State and local health officials have launched an ambitious campaign designed to dramatically reduce the number of new HIV infections and AIDS-related deaths in California over the next five years.
There are about 5,000 new cases of HIV diagnosed in California each year, and the goal is to bring that number down to fewer than 2,500 by 2021, according to the California Department of Public Health, the initiative's lead agency.
The effort seeks to lower the death rate among Californians with HIV from 1,000 per 100,000 to less than 650 per 100,000.
The campaign, dubbed "Laying a Foundation for Getting to Zero," outlines a series of strategies, including: boosting the number of people at risk of HIV infection who use Truvada, a daily medication that can prevent HIV infection; increasing and improving HIV testing; quickly linking newly diagnosed people with medical care; and increasing the percentage of people with HIV infection who are virally suppressed.
The goals and strategies were developed with input from community stakeholders, local health jurisdictions and HIV planning bodies throughout the state, Public Health said.
Dr. Karen Mark, chief of the Public Health's Office of AIDS, says this is an "opportune time" for such an effort.
Besides the preventive drug Truvada and medications that suppress HIV-positive peoples' viral loads, the Affordable Care Act has made health insurance and medical care more broadly available, she says.
As of 2014, there were approximately 126,000 people living with HIV in California, according to the state Office of AIDS. Close to three-quarters of those infections were among men who have sex with men.
Nearly 41 percent of people newly diagnosed with HIV live in Los Angeles County, as do nearly 40 percent of people living with HIV, according to state data.
Disparities exist among those who are infected: While 42 percent of state residents diagnosed with HIV are white, the rate of disease is highest among African-Americans. The rate among blacks is almost three times higher than among whites.

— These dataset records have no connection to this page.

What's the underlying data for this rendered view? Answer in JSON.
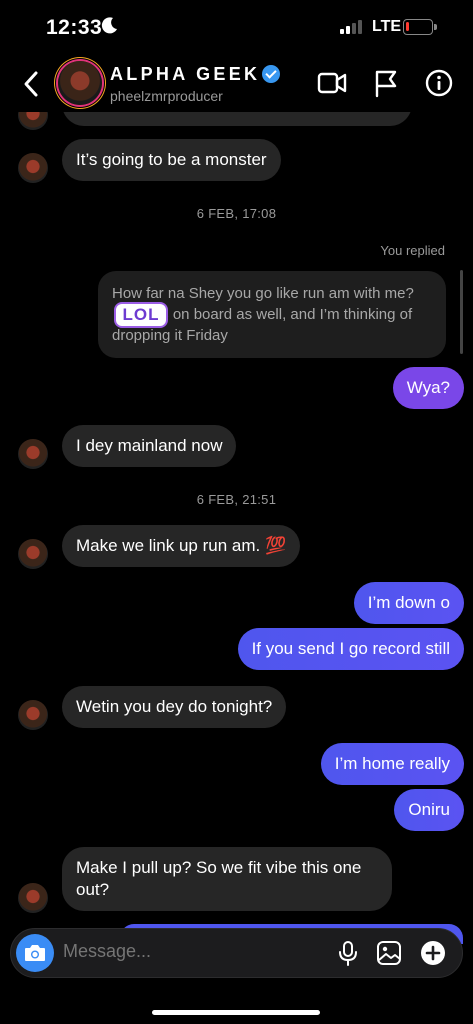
{
  "status": {
    "time": "12:33",
    "network": "LTE",
    "battery_percent": 10
  },
  "header": {
    "name": "ALPHA GEEK",
    "username": "pheelzmrproducer"
  },
  "chat": {
    "partial_top": "",
    "msg1": "It’s going to be a monster",
    "stamp1": "6 FEB, 17:08",
    "replied": "You replied",
    "quote": "How far na Shey you go like run am with me?            is on board as well, and I’m thinking of dropping it Friday",
    "sticker": "LOL",
    "reply": "Wya?",
    "msg2": "I dey mainland now",
    "stamp2": "6 FEB, 21:51",
    "msg3": "Make we link up run am. 💯",
    "out1": "I’m down o",
    "out2": "If you send I go record still",
    "msg4": "Wetin you dey do tonight?",
    "out3": "I’m home really",
    "out4": "Oniru",
    "msg5_line1": "Make I pull up? So we fit vibe this one",
    "msg5_line2": "out?"
  },
  "composer": {
    "placeholder": "Message..."
  },
  "colors": {
    "outgoing": "#5b53f2",
    "reply_bubble": "#7a47e8",
    "incoming": "#262626",
    "camera": "#3a8cf5"
  }
}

African-Americans also face disparities at each stage of HIV medical care, from initial diagnosis, to accessing and retaining care, to achieving viral suppression, the state says.